Hi Morgan, I need some quick advice if you don’t mind. My health has sort of spiralled out of control over the last few months especially after my birthday and holidays. I have been drinking way too much then eating crap (gone back to binging on chewing gum) pretty much not fuelling my body just feeding it junk when I feel low. I do know how to eat well but am needing a little bit of guidance, especially with so many different rules and diets out there to follow it becomes a little overwhelming. My friend has been to a nutritionist over her way in Bondi and she seemed to benefit from it. I know you have done a few detox workshops and know all about health. Would you recommend someone I should see for a detox? I’m not sure if you do that too? Mysan suggested Julia Allison. What do you think?
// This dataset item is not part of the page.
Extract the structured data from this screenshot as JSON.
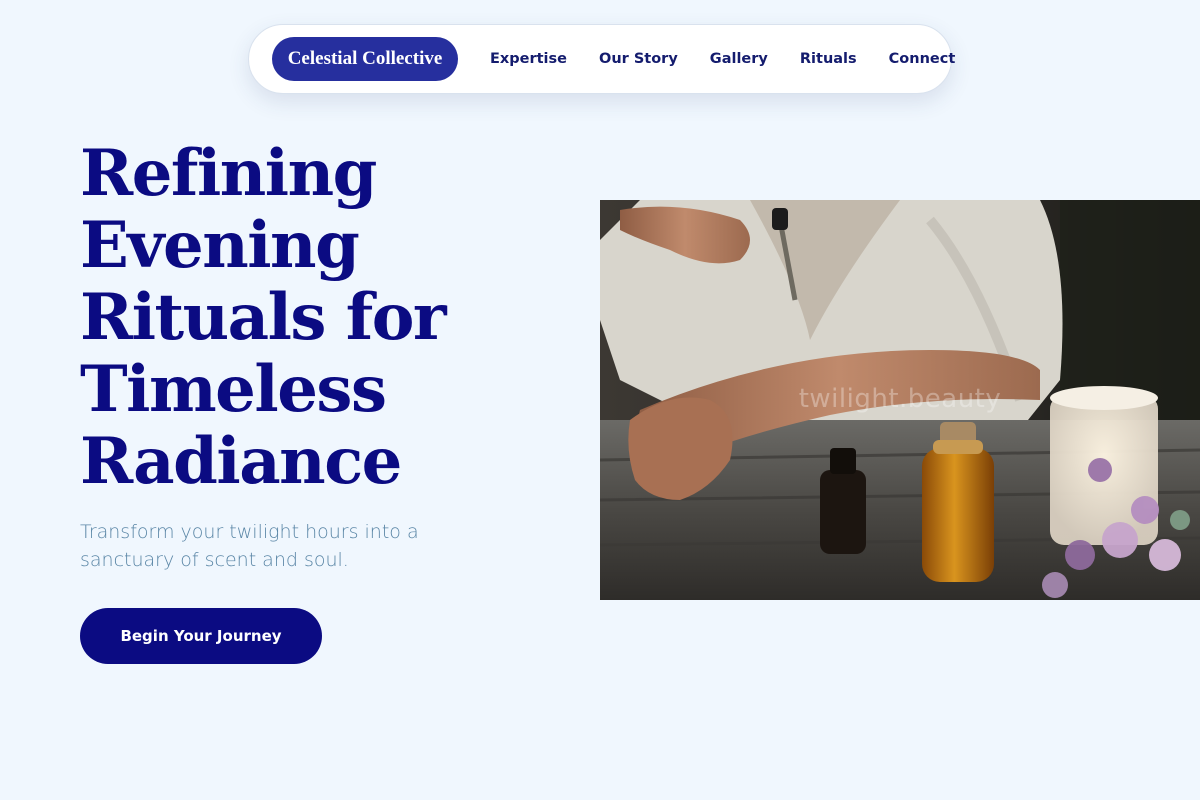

Thanks heaps Morgan and I don’t want to take up too much of your time, Alicia from TT xxxx Date: Thu, 8 May 2014 06:14:55 +0000 To: email@example.com